[Dataset rows describing interfaces]
────────────────────
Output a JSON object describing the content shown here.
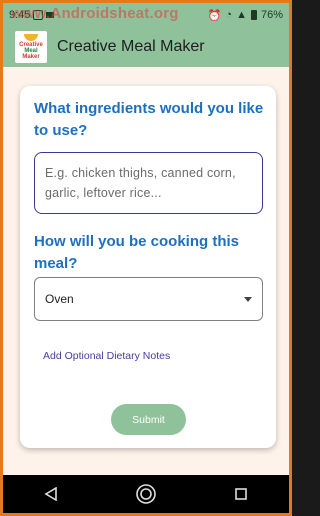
{
  "status_bar": {
    "time": "9:45",
    "battery_percent": "76%"
  },
  "watermark": "www.Androidsheat.org",
  "app_bar": {
    "logo_text_line1": "Creative",
    "logo_text_line2": "Meal",
    "logo_text_line3": "Maker",
    "title": "Creative Meal Maker"
  },
  "form": {
    "ingredients_question": "What ingredients would you like to use?",
    "ingredients_placeholder": "E.g. chicken thighs, canned corn, garlic, leftover rice...",
    "cooking_question": "How will you be cooking this meal?",
    "cooking_method_selected": "Oven",
    "dietary_notes_link": "Add Optional Dietary Notes",
    "submit_label": "Submit"
  },
  "colors": {
    "accent_green": "#8fc19a",
    "question_blue": "#1f6fbf",
    "link_purple": "#4a3aa0"
  }
}
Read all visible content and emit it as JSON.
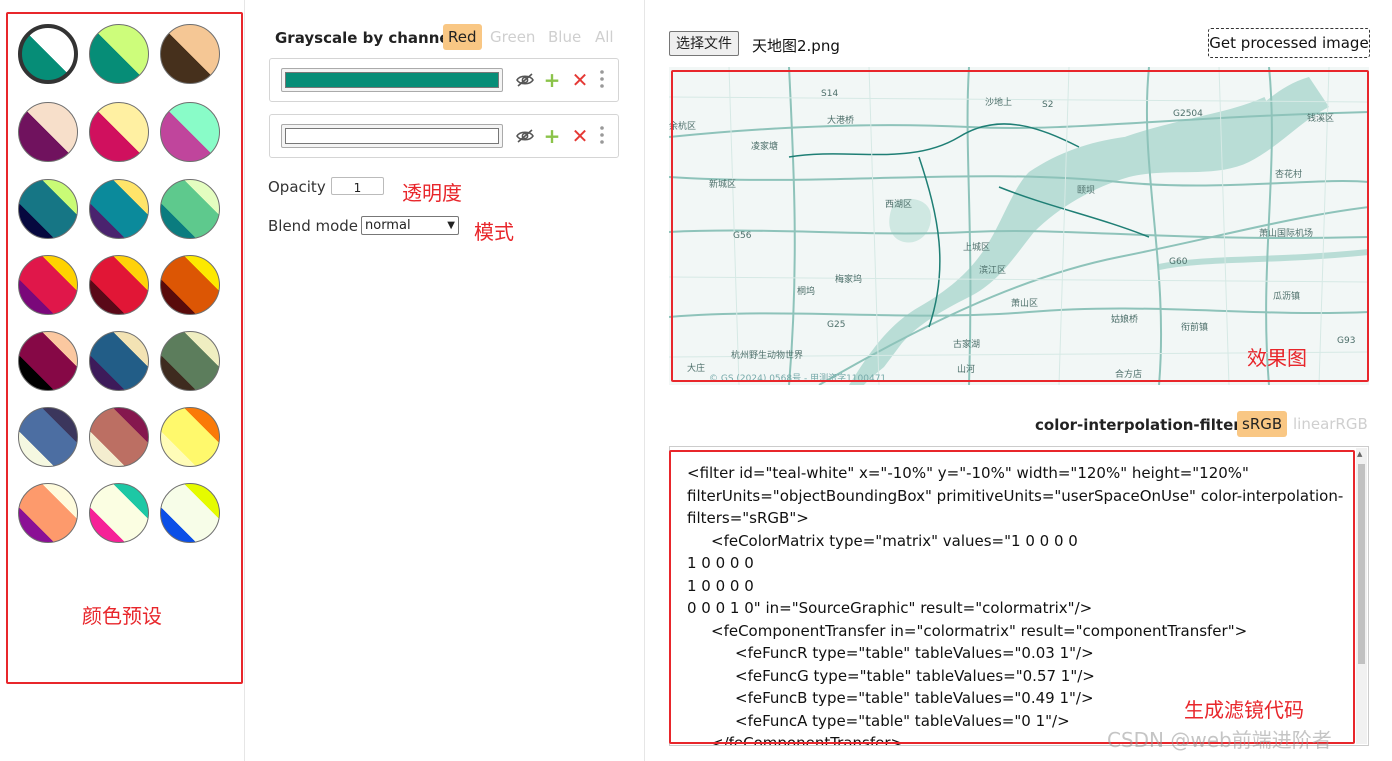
{
  "presets": [
    {
      "name": "teal-white",
      "type": "diag",
      "c1": "#068d77",
      "c2": "#ffffff",
      "selected": true
    },
    {
      "name": "teal-lime",
      "type": "diag",
      "c1": "#068d77",
      "c2": "#cdfd7b"
    },
    {
      "name": "brown-peach",
      "type": "diag",
      "c1": "#46301c",
      "c2": "#f5c795"
    },
    {
      "name": "purple-cream",
      "type": "diag",
      "c1": "#70125e",
      "c2": "#f7dfca"
    },
    {
      "name": "crimson-yellow",
      "type": "diag",
      "c1": "#d0105e",
      "c2": "#fff0a2"
    },
    {
      "name": "magenta-mint",
      "type": "diag",
      "c1": "#c0459c",
      "c2": "#89fcc8"
    },
    {
      "name": "navy-teal-lime",
      "type": "tri",
      "c1": "#06083e",
      "c2": "#167685",
      "c3": "#c9fb76"
    },
    {
      "name": "purple-teal-yellow",
      "type": "tri",
      "c1": "#4a236e",
      "c2": "#0b8a9b",
      "c3": "#ffe46a"
    },
    {
      "name": "teal-green-pale",
      "type": "tri",
      "c1": "#0b7c7f",
      "c2": "#5ec98d",
      "c3": "#e4fdc0"
    },
    {
      "name": "purple-crimson-yellow",
      "type": "tri",
      "c1": "#7a087a",
      "c2": "#e0174a",
      "c3": "#ffd200"
    },
    {
      "name": "maroon-red-yellow",
      "type": "tri",
      "c1": "#5a0918",
      "c2": "#e11636",
      "c3": "#ffd20a"
    },
    {
      "name": "maroon-orange-yellow",
      "type": "tri",
      "c1": "#590b0b",
      "c2": "#dc5604",
      "c3": "#fde900"
    },
    {
      "name": "black-wine-peach",
      "type": "tri",
      "c1": "#000000",
      "c2": "#860846",
      "c3": "#fbc8a0"
    },
    {
      "name": "indigo-blue-cream",
      "type": "tri",
      "c1": "#3d1b5a",
      "c2": "#225d87",
      "c3": "#f3e3b4"
    },
    {
      "name": "brown-green-cream",
      "type": "tri",
      "c1": "#3e2b1f",
      "c2": "#5c7d5c",
      "c3": "#efeec1"
    },
    {
      "name": "cream-blue-slate",
      "type": "tri",
      "c1": "#f5f8e1",
      "c2": "#4c6ea2",
      "c3": "#3b365c"
    },
    {
      "name": "cream-rose-plum",
      "type": "tri",
      "c1": "#f4edcf",
      "c2": "#bc6f63",
      "c3": "#85174e"
    },
    {
      "name": "yellow-orange",
      "type": "tri",
      "c1": "#fffcb8",
      "c2": "#fff96c",
      "c3": "#fa7a08"
    },
    {
      "name": "purple-orange-cream",
      "type": "tri",
      "c1": "#8b1095",
      "c2": "#fd9a6c",
      "c3": "#fefbdc"
    },
    {
      "name": "pink-cream-teal",
      "type": "tri",
      "c1": "#f62197",
      "c2": "#fbfee2",
      "c3": "#1dc8a5"
    },
    {
      "name": "blue-white-lime",
      "type": "tri",
      "c1": "#0b4fe7",
      "c2": "#f7fde8",
      "c3": "#e5fb00"
    }
  ],
  "annotations": {
    "presets": "颜色预设",
    "opacity": "透明度",
    "mode": "模式",
    "effect": "效果图",
    "code": "生成滤镜代码"
  },
  "grayscale": {
    "label": "Grayscale by channel:",
    "buttons": [
      "Red",
      "Green",
      "Blue",
      "All"
    ],
    "active": "Red"
  },
  "layers": [
    {
      "color": "#068d77"
    },
    {
      "color": "#ffffff"
    }
  ],
  "opacity": {
    "label": "Opacity",
    "value": "1"
  },
  "blend": {
    "label": "Blend mode",
    "value": "normal"
  },
  "file": {
    "button": "选择文件",
    "name": "天地图2.png"
  },
  "get_button": "Get processed image",
  "map": {
    "labels": [
      "S14",
      "大港桥",
      "沙地上",
      "S2",
      "G2504",
      "钱溪区",
      "凌家塘",
      "新城区",
      "杏花村",
      "余杭区",
      "颐坝",
      "西湖区",
      "G56",
      "上城区",
      "萧山国际机场",
      "梅家坞",
      "滨江区",
      "G60",
      "桐坞",
      "G25",
      "萧山区",
      "姑娘桥",
      "瓜沥镇",
      "杭州野生动物世界",
      "古家湖",
      "衔前镇",
      "大庄",
      "山河",
      "合方店",
      "G93"
    ],
    "copyright": "© GS (2024) 0568号 - 甲测资字1100471"
  },
  "cif": {
    "label": "color-interpolation-filters:",
    "buttons": [
      "sRGB",
      "linearRGB"
    ],
    "active": "sRGB"
  },
  "code_lines": [
    {
      "indent": 0,
      "text": "<filter id=\"teal-white\" x=\"-10%\" y=\"-10%\" width=\"120%\" height=\"120%\""
    },
    {
      "indent": 0,
      "text": "filterUnits=\"objectBoundingBox\" primitiveUnits=\"userSpaceOnUse\" color-interpolation-"
    },
    {
      "indent": 0,
      "text": "filters=\"sRGB\">"
    },
    {
      "indent": 1,
      "text": "<feColorMatrix type=\"matrix\" values=\"1 0 0 0 0"
    },
    {
      "indent": 0,
      "text": "1 0 0 0 0"
    },
    {
      "indent": 0,
      "text": "1 0 0 0 0"
    },
    {
      "indent": 0,
      "text": "0 0 0 1 0\" in=\"SourceGraphic\" result=\"colormatrix\"/>"
    },
    {
      "indent": 1,
      "text": "<feComponentTransfer in=\"colormatrix\" result=\"componentTransfer\">"
    },
    {
      "indent": 2,
      "text": "<feFuncR type=\"table\" tableValues=\"0.03 1\"/>"
    },
    {
      "indent": 2,
      "text": "<feFuncG type=\"table\" tableValues=\"0.57 1\"/>"
    },
    {
      "indent": 2,
      "text": "<feFuncB type=\"table\" tableValues=\"0.49 1\"/>"
    },
    {
      "indent": 2,
      "text": "<feFuncA type=\"table\" tableValues=\"0 1\"/>"
    },
    {
      "indent": 1,
      "text": "</feComponentTransfer>"
    }
  ],
  "watermark": "CSDN @web前端进阶者",
  "colors": {
    "accent": "#f9c784",
    "annotation": "#e8262b",
    "plus": "#8bc34a",
    "delete": "#e53935"
  }
}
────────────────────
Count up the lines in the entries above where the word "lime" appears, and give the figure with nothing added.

> _Answer for the task_
3